Page and application data records:

↓

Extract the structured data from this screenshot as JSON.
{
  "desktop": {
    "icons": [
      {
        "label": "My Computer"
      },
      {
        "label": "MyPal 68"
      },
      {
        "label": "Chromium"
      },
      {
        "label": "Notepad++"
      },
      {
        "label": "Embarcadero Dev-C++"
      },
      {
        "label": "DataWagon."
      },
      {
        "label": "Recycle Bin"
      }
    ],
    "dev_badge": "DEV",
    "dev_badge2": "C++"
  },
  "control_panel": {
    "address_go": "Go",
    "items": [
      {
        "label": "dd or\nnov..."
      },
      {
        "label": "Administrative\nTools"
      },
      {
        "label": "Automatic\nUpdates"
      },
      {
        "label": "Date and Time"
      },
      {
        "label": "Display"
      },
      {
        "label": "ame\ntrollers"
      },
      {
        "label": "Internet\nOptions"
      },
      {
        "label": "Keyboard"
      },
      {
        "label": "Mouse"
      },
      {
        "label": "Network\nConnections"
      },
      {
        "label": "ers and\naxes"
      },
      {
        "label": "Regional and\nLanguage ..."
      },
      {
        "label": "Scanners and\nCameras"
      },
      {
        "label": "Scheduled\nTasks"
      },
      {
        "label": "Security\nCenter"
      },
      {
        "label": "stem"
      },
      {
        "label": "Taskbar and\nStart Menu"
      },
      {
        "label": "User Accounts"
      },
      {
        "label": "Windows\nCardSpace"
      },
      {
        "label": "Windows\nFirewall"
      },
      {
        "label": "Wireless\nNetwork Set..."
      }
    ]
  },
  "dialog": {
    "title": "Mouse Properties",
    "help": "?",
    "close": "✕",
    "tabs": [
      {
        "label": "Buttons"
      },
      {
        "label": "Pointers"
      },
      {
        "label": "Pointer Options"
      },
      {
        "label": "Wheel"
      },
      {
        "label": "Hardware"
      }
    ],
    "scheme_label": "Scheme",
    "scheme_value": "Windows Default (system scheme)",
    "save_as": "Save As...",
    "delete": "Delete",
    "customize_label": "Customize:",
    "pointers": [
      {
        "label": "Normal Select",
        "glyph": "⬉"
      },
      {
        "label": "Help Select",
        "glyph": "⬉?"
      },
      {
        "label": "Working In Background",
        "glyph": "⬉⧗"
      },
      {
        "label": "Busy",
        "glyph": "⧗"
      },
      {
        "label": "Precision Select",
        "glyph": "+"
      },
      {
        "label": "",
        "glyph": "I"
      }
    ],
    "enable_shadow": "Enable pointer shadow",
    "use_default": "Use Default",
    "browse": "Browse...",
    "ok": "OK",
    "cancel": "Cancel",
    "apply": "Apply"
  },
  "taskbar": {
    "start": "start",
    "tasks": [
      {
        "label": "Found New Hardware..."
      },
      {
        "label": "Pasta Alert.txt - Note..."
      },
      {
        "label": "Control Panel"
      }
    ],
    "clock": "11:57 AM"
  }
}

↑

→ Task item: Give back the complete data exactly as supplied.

→ Answer below:
Extract the structured data from this screenshot as JSON.
{
  "desktop": {
    "icons": [
      {
        "label": "My Computer"
      },
      {
        "label": "MyPal 68"
      },
      {
        "label": "Chromium"
      },
      {
        "label": "Notepad++"
      },
      {
        "label": "Embarcadero Dev-C++"
      },
      {
        "label": "DataWagon."
      },
      {
        "label": "Recycle Bin"
      }
    ],
    "dev_badge": "DEV",
    "dev_badge2": "C++"
  },
  "control_panel": {
    "address_go": "Go",
    "items": [
      {
        "label": "dd or\nnov..."
      },
      {
        "label": "Administrative\nTools"
      },
      {
        "label": "Automatic\nUpdates"
      },
      {
        "label": "Date and Time"
      },
      {
        "label": "Display"
      },
      {
        "label": "ame\ntrollers"
      },
      {
        "label": "Internet\nOptions"
      },
      {
        "label": "Keyboard"
      },
      {
        "label": "Mouse"
      },
      {
        "label": "Network\nConnections"
      },
      {
        "label": "ers and\naxes"
      },
      {
        "label": "Regional and\nLanguage ..."
      },
      {
        "label": "Scanners and\nCameras"
      },
      {
        "label": "Scheduled\nTasks"
      },
      {
        "label": "Security\nCenter"
      },
      {
        "label": "stem"
      },
      {
        "label": "Taskbar and\nStart Menu"
      },
      {
        "label": "User Accounts"
      },
      {
        "label": "Windows\nCardSpace"
      },
      {
        "label": "Windows\nFirewall"
      },
      {
        "label": "Wireless\nNetwork Set..."
      }
    ]
  },
  "dialog": {
    "title": "Mouse Properties",
    "help": "?",
    "close": "✕",
    "tabs": [
      {
        "label": "Buttons"
      },
      {
        "label": "Pointers"
      },
      {
        "label": "Pointer Options"
      },
      {
        "label": "Wheel"
      },
      {
        "label": "Hardware"
      }
    ],
    "scheme_label": "Scheme",
    "scheme_value": "Windows Default (system scheme)",
    "save_as": "Save As...",
    "delete": "Delete",
    "customize_label": "Customize:",
    "pointers": [
      {
        "label": "Normal Select",
        "glyph": "⬉"
      },
      {
        "label": "Help Select",
        "glyph": "⬉?"
      },
      {
        "label": "Working In Background",
        "glyph": "⬉⧗"
      },
      {
        "label": "Busy",
        "glyph": "⧗"
      },
      {
        "label": "Precision Select",
        "glyph": "+"
      },
      {
        "label": "",
        "glyph": "I"
      }
    ],
    "enable_shadow": "Enable pointer shadow",
    "use_default": "Use Default",
    "browse": "Browse...",
    "ok": "OK",
    "cancel": "Cancel",
    "apply": "Apply"
  },
  "taskbar": {
    "start": "start",
    "tasks": [
      {
        "label": "Found New Hardware..."
      },
      {
        "label": "Pasta Alert.txt - Note..."
      },
      {
        "label": "Control Panel"
      }
    ],
    "clock": "11:57 AM"
  }
}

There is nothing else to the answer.